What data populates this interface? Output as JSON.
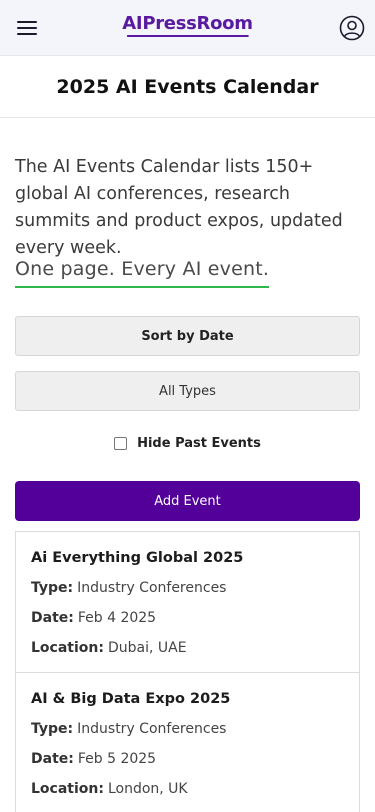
{
  "header": {
    "logo_text": "AIPressRoom",
    "menu_icon": "hamburger-icon",
    "user_icon": "user-circle-icon",
    "brand_color": "#520099"
  },
  "page": {
    "title": "2025 AI Events Calendar",
    "intro": "The AI Events Calendar lists 150+ global AI conferences, research summits and product expos, updated every week.",
    "tagline": "One page. Every AI event."
  },
  "controls": {
    "sort_label": "Sort by Date",
    "types_label": "All Types",
    "hide_past_label": "Hide Past Events",
    "hide_past_checked": false,
    "add_event_label": "Add Event"
  },
  "field_labels": {
    "type": "Type:",
    "date": "Date:",
    "location": "Location:"
  },
  "events": [
    {
      "name": "Ai Everything Global 2025",
      "type": "Industry Conferences",
      "date": "Feb 4 2025",
      "location": "Dubai, UAE"
    },
    {
      "name": "AI & Big Data Expo 2025",
      "type": "Industry Conferences",
      "date": "Feb 5 2025",
      "location": "London, UK"
    }
  ]
}
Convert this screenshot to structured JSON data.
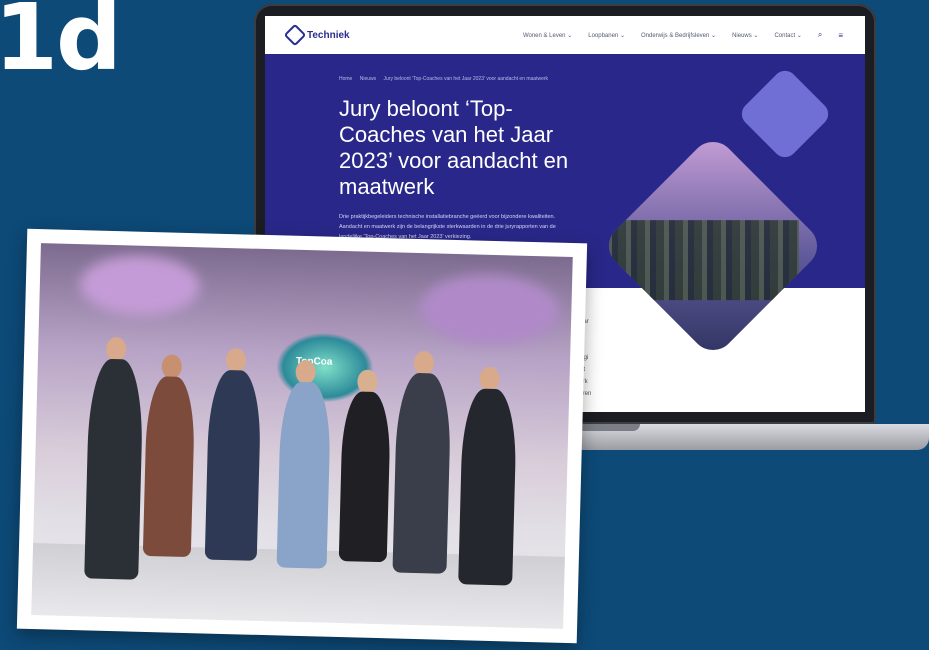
{
  "page": {
    "heading_fragment": "1d",
    "background_color": "#0d4a78"
  },
  "laptop": {
    "site": {
      "logo_text": "Techniek",
      "nav_items": [
        "Wonen & Leven",
        "Loopbanen",
        "Onderwijs & Bedrijfsleven",
        "Nieuws",
        "Contact"
      ],
      "breadcrumb": [
        "Home",
        "Nieuws",
        "Jury beloont 'Top-Coaches van het Jaar 2023' voor aandacht en maatwerk"
      ],
      "title": "Jury beloont ‘Top-Coaches van het Jaar 2023’ voor aandacht en maatwerk",
      "intro": "Drie praktijkbegeleiders technische installatiebranche geëerd voor bijzondere kwaliteiten. Aandacht en maatwerk zijn de belangrijkste sterkwaarden in de drie juryrapporten van de landelijke 'Top-Coaches van het Jaar 2023' verkiezing.",
      "side_text": [
        "maar",
        "ee",
        "zit",
        "oorgi",
        "t tot",
        "werk",
        "waren"
      ],
      "accent_color": "#29288a",
      "diamond_color": "#6f6fd6"
    }
  },
  "photo": {
    "screen_label": "TopCoa"
  }
}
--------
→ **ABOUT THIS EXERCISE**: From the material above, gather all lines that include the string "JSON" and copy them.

→ **RESPONSE BELOW**:
What data populates this interface? Output as JSON.
Convert this screenshot to structured JSON data.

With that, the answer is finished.